INDIANAPOLIS — The mass shooting at FedEx put a spotlight on mental health, with so many people dealing with trauma right now.
Yet in Indiana, experts say our mental health system isn't working as well as it should; however, it's being revamped, with a big first fix coming soon, through a new crisis phone number that'll change how Hoosiers get help.
In an emergency, that first phone call is key to getting help: for a fire, a heart attack or a violent crime, like the tragedy at FedEx. But for help in a mental health crisis, experts say our system in Indiana isn't working.
"It should be just like responding to a fire. We should be able to go to them, wherever they are, help deescalate and get them the help that they need," said David Berman, Vice President of Mental Health America of Indiana.
Even though mental health needs are skyrocketing, wait times for care can take weeks, and there's a shortage of psychiatrists.
"We could use way more resources in mental health services," said Vanessa Enos, Program Manager with Community Health Network. "There's a shortage of therapists. There's a shortage of psychiatrists. So if you're a young person, thinking about a career path and you want to help people, we need you."
"We have a significant shortage in mental health inpatient beds and mental health practitioners," Berman said.
Another problem is the first contact in a crisis: 911. While helpful, 911 isn't the best fit for mental health.
Starting in July of next year, a new system will radically improve how Hoosiers — and how people all across the country — get help.
Calling "988" will become the mental health equivalent of dialing 911.
"That is going to be the main entry point for all things crisis related," Berman said. "988 makes no bones about who they are and what the purpose is, which is the full gamut of crisis response."
In 2022, by federal mandate, 988 will replace the national suicide prevention hotline.
Instead of a dispatcher, like 911 calls, a trained crisis counselor will be on the other end of the phone. Right now, state lawmakers are hashing out money to pay for infrastructure for implementing 988.
There are also even bigger plans in the works for a revamp to Indiana's mental health system. It's more of a coordinated response to crisis.

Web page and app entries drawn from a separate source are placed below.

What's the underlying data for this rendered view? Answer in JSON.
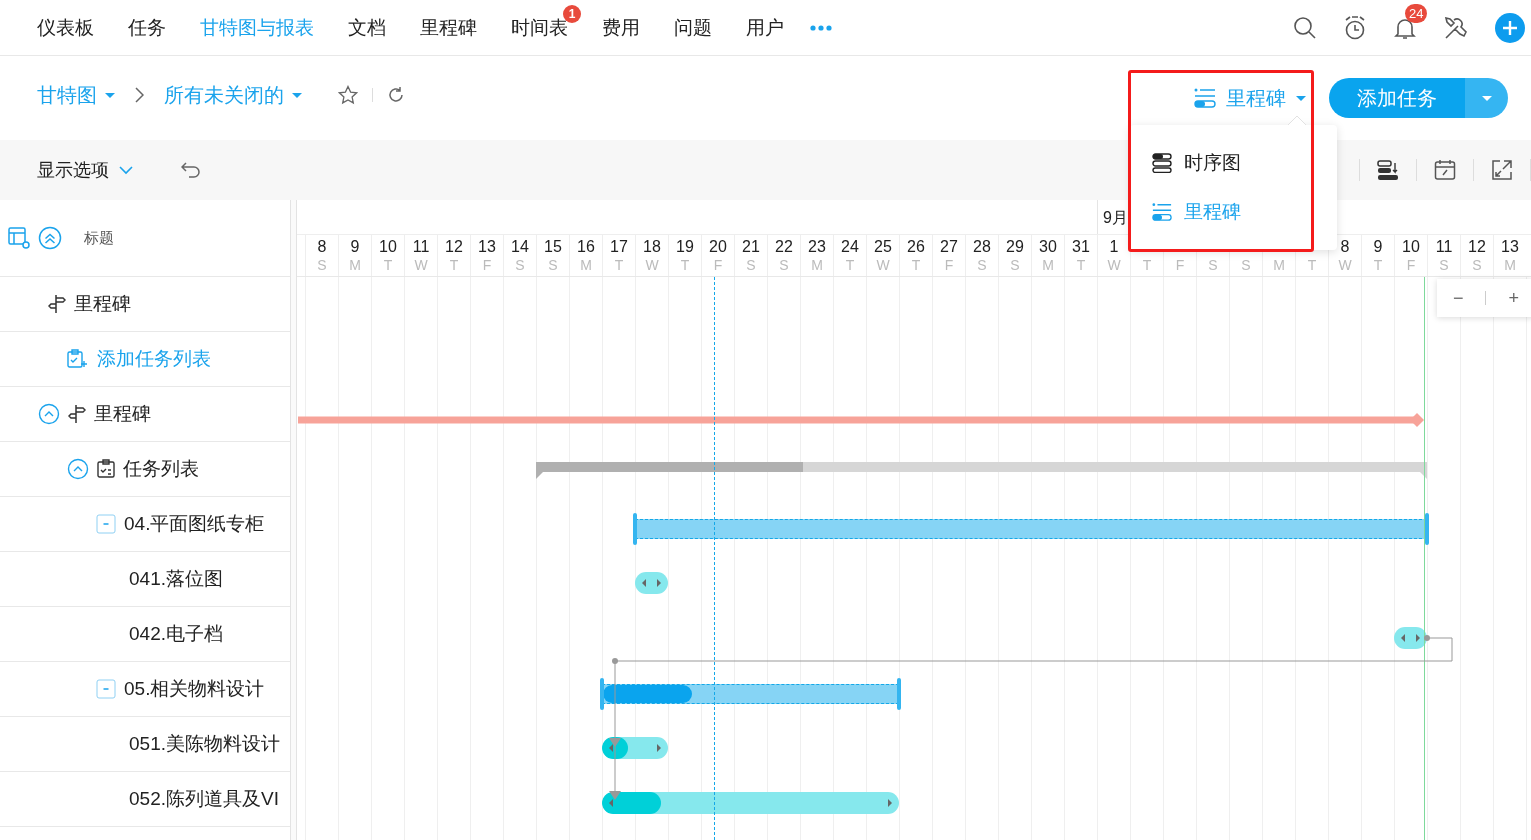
{
  "nav": {
    "items": [
      {
        "label": "仪表板",
        "selected": false
      },
      {
        "label": "任务",
        "selected": false
      },
      {
        "label": "甘特图与报表",
        "selected": true
      },
      {
        "label": "文档",
        "selected": false
      },
      {
        "label": "里程碑",
        "selected": false
      },
      {
        "label": "时间表",
        "selected": false,
        "badge": "1"
      },
      {
        "label": "费用",
        "selected": false
      },
      {
        "label": "问题",
        "selected": false
      },
      {
        "label": "用户",
        "selected": false
      }
    ],
    "notification_badge": "24"
  },
  "breadcrumb": [
    {
      "label": "甘特图"
    },
    {
      "label": "所有未关闭的"
    }
  ],
  "view_switcher": {
    "label": "里程碑",
    "highlighted": true,
    "open": true,
    "options": [
      {
        "label": "时序图",
        "selected": false
      },
      {
        "label": "里程碑",
        "selected": true
      }
    ]
  },
  "add_task_button": "添加任务",
  "toolbar": {
    "display_options": "显示选项"
  },
  "tree_header": "标题",
  "timeline": {
    "months": [
      {
        "days": [
          {
            "day": "8",
            "weekday": "S"
          },
          {
            "day": "9",
            "weekday": "M"
          },
          {
            "day": "10",
            "weekday": "T"
          },
          {
            "day": "11",
            "weekday": "W"
          },
          {
            "day": "12",
            "weekday": "T"
          },
          {
            "day": "13",
            "weekday": "F"
          },
          {
            "day": "14",
            "weekday": "S"
          },
          {
            "day": "15",
            "weekday": "S"
          },
          {
            "day": "16",
            "weekday": "M"
          },
          {
            "day": "17",
            "weekday": "T"
          },
          {
            "day": "18",
            "weekday": "W"
          },
          {
            "day": "19",
            "weekday": "T"
          },
          {
            "day": "20",
            "weekday": "F"
          },
          {
            "day": "21",
            "weekday": "S"
          },
          {
            "day": "22",
            "weekday": "S"
          },
          {
            "day": "23",
            "weekday": "M"
          },
          {
            "day": "24",
            "weekday": "T"
          },
          {
            "day": "25",
            "weekday": "W"
          },
          {
            "day": "26",
            "weekday": "T"
          },
          {
            "day": "27",
            "weekday": "F"
          },
          {
            "day": "28",
            "weekday": "S"
          },
          {
            "day": "29",
            "weekday": "S"
          },
          {
            "day": "30",
            "weekday": "M"
          },
          {
            "day": "31",
            "weekday": "T"
          }
        ]
      },
      {
        "label": "9月",
        "days": [
          {
            "day": "1",
            "weekday": "W"
          },
          {
            "weekday": "T"
          },
          {
            "weekday": "F"
          },
          {
            "weekday": "S"
          },
          {
            "weekday": "S"
          },
          {
            "weekday": "M"
          },
          {
            "weekday": "T"
          },
          {
            "day": "8",
            "weekday": "W"
          },
          {
            "day": "9",
            "weekday": "T"
          },
          {
            "day": "10",
            "weekday": "F"
          },
          {
            "day": "11",
            "weekday": "S"
          },
          {
            "day": "12",
            "weekday": "S"
          },
          {
            "day": "13",
            "weekday": "M"
          }
        ]
      }
    ]
  },
  "zoom": {
    "minus": "−",
    "plus": "+"
  },
  "tree": [
    {
      "kind": "milestone",
      "label": "里程碑",
      "children": [
        {
          "kind": "add-link",
          "label": "添加任务列表"
        }
      ]
    },
    {
      "kind": "milestone",
      "label": "里程碑",
      "expanded": true,
      "bar": {
        "kind": "milestone"
      },
      "children": [
        {
          "kind": "tasklist",
          "label": "任务列表",
          "expanded": true,
          "bar": {
            "kind": "summary",
            "level": 0.3
          },
          "children": [
            {
              "kind": "group",
              "label": "04.平面图纸专柜",
              "expanded": true,
              "bar": {
                "kind": "group"
              },
              "children": [
                {
                  "kind": "task",
                  "label": "041.落位图",
                  "bar": {
                    "kind": "task"
                  }
                },
                {
                  "kind": "task",
                  "label": "042.电子档",
                  "bar": {
                    "kind": "task"
                  }
                }
              ]
            },
            {
              "kind": "group",
              "label": "05.相关物料设计",
              "expanded": true,
              "bar": {
                "kind": "group",
                "level": 0.3
              },
              "children": [
                {
                  "kind": "task",
                  "label": "051.美陈物料设计",
                  "bar": {
                    "kind": "task",
                    "level": 0.4
                  }
                },
                {
                  "kind": "task",
                  "label": "052.陈列道具及VI",
                  "bar": {
                    "kind": "task",
                    "level": 0.2
                  }
                }
              ]
            }
          ]
        }
      ]
    }
  ]
}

Part of the plan includes starting mobile crisis response units. Just like firefighters go to the fire, in an emotional emergency, counselors would come right to you.
"So, you're talking to someone, doesn't get you where you need to, they deploy mobile crisis. Mobile crisis comes, hopefully can deescalate the situation," Berman explained.

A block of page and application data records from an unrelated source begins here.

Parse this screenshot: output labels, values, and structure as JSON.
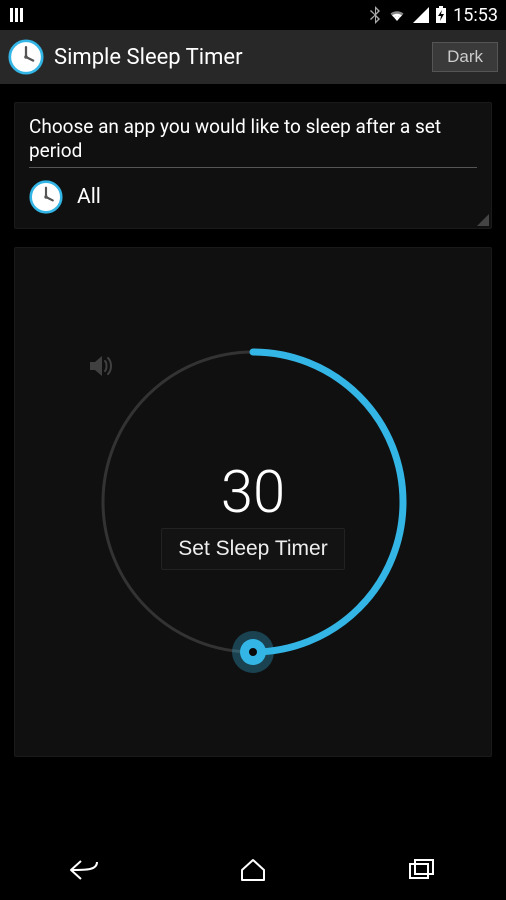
{
  "status": {
    "time": "15:53"
  },
  "header": {
    "title": "Simple Sleep Timer",
    "themeButton": "Dark"
  },
  "chooser": {
    "prompt": "Choose an app you would like to sleep after a set period",
    "selected": "All"
  },
  "timer": {
    "minutes": "30",
    "setButton": "Set Sleep Timer",
    "accentColor": "#33b5e5",
    "progressFraction": 0.5
  }
}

It's meant to route resources for trauma right to the person in need.
Funding plans for those mobile crisis response units are still under consideration.

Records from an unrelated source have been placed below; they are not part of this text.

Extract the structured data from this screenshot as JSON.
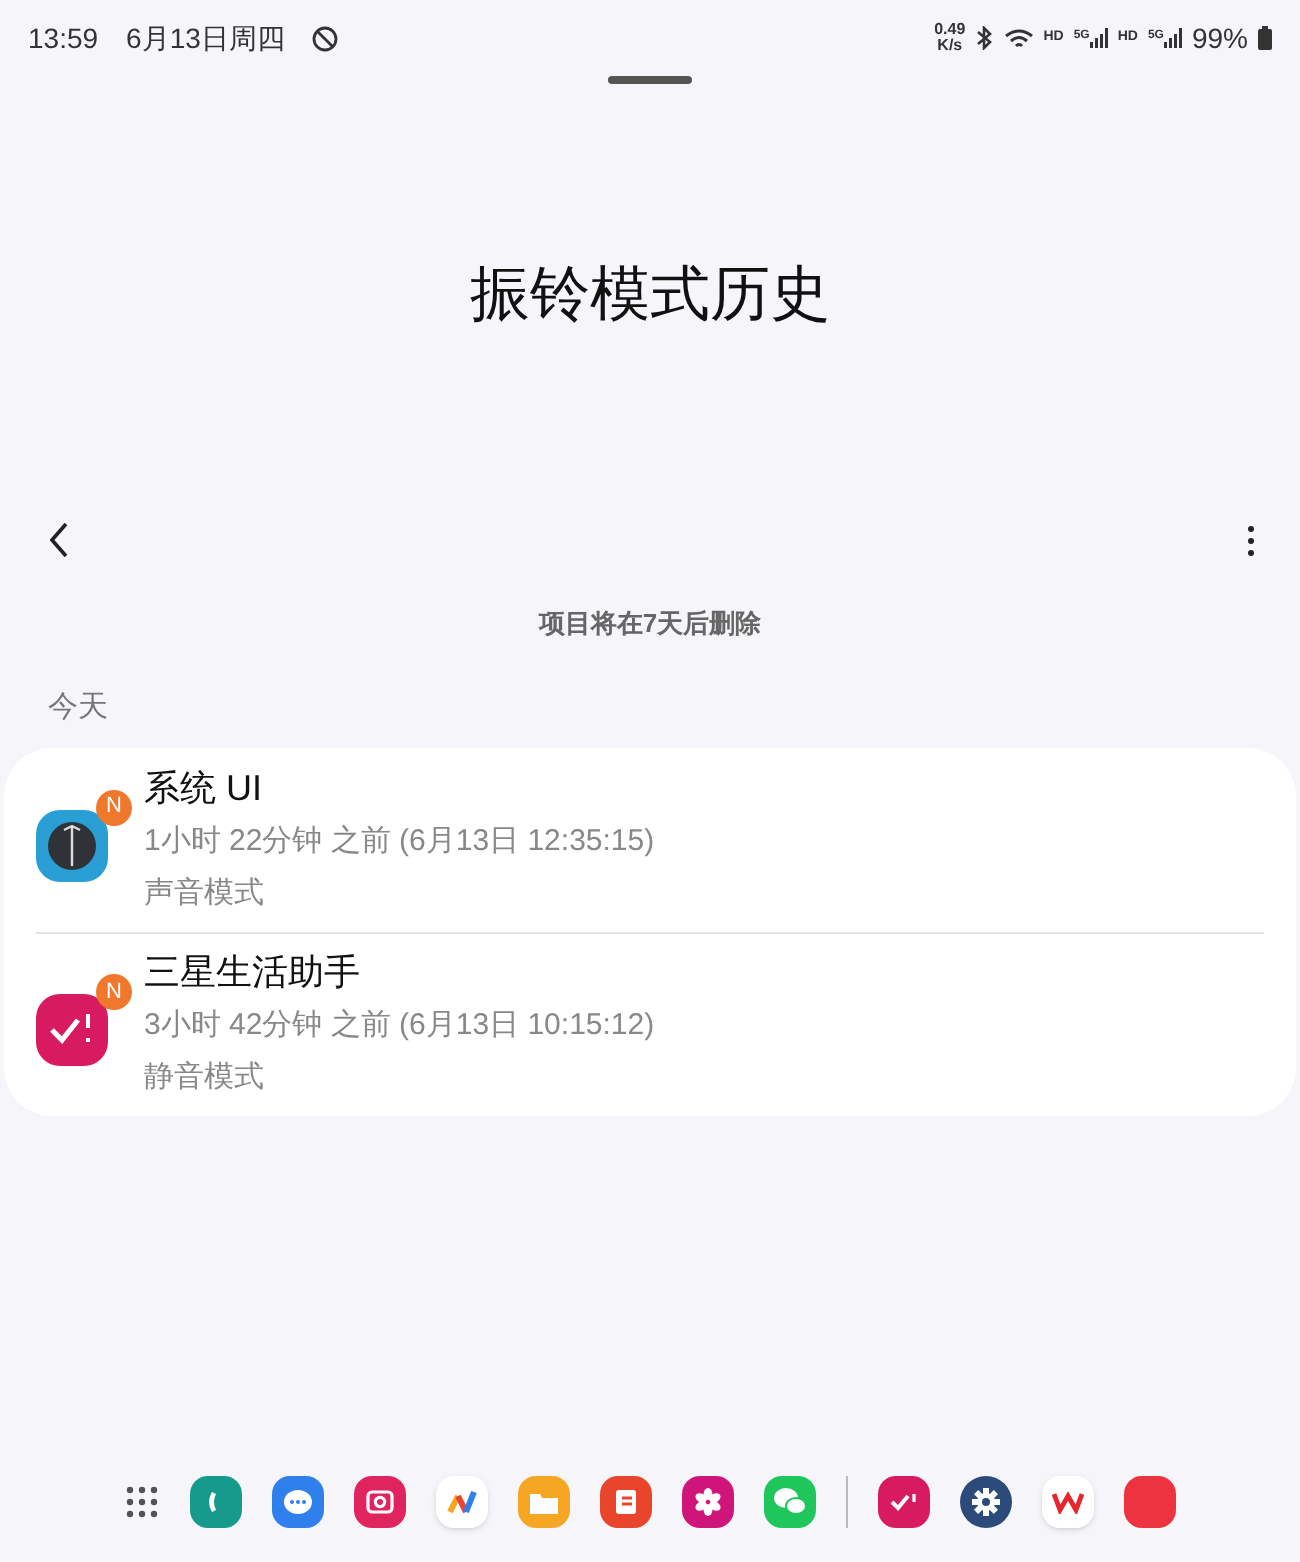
{
  "status_bar": {
    "time": "13:59",
    "date": "6月13日周四",
    "speed": [
      "0.49",
      "K/s"
    ],
    "network_labels": [
      "HD",
      "5G",
      "HD",
      "5G"
    ],
    "battery": "99%"
  },
  "header": {
    "title": "振铃模式历史"
  },
  "notice": "项目将在7天后删除",
  "section": "今天",
  "items": [
    {
      "kind": "system",
      "name": "系统 UI",
      "badge": "N",
      "time": "1小时 22分钟 之前 (6月13日 12:35:15)",
      "mode": "声音模式"
    },
    {
      "kind": "assistant",
      "name": "三星生活助手",
      "badge": "N",
      "time": "3小时 42分钟 之前 (6月13日 10:15:12)",
      "mode": "静音模式"
    }
  ],
  "dock": [
    {
      "kind": "apps"
    },
    {
      "kind": "phone",
      "color": "#169a8c"
    },
    {
      "kind": "chat",
      "color": "#2f80ed"
    },
    {
      "kind": "camera",
      "color": "#e0245e"
    },
    {
      "kind": "logo",
      "color": "#ffffff"
    },
    {
      "kind": "folder",
      "color": "#f5a623"
    },
    {
      "kind": "notes",
      "color": "#e8452c"
    },
    {
      "kind": "flower",
      "color": "#d0157a"
    },
    {
      "kind": "wechat",
      "color": "#1fc65b"
    },
    {
      "kind": "divider"
    },
    {
      "kind": "check",
      "color": "#d81b60"
    },
    {
      "kind": "gear",
      "color": "#2c4a7a"
    },
    {
      "kind": "office",
      "color": "#ffffff"
    },
    {
      "kind": "plain",
      "color": "#ee3340"
    }
  ]
}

The 988 rollout starts July 1, 2022.
So until then, if you have a mental health need, call the suicide prevention hotline or 911 in an emergency.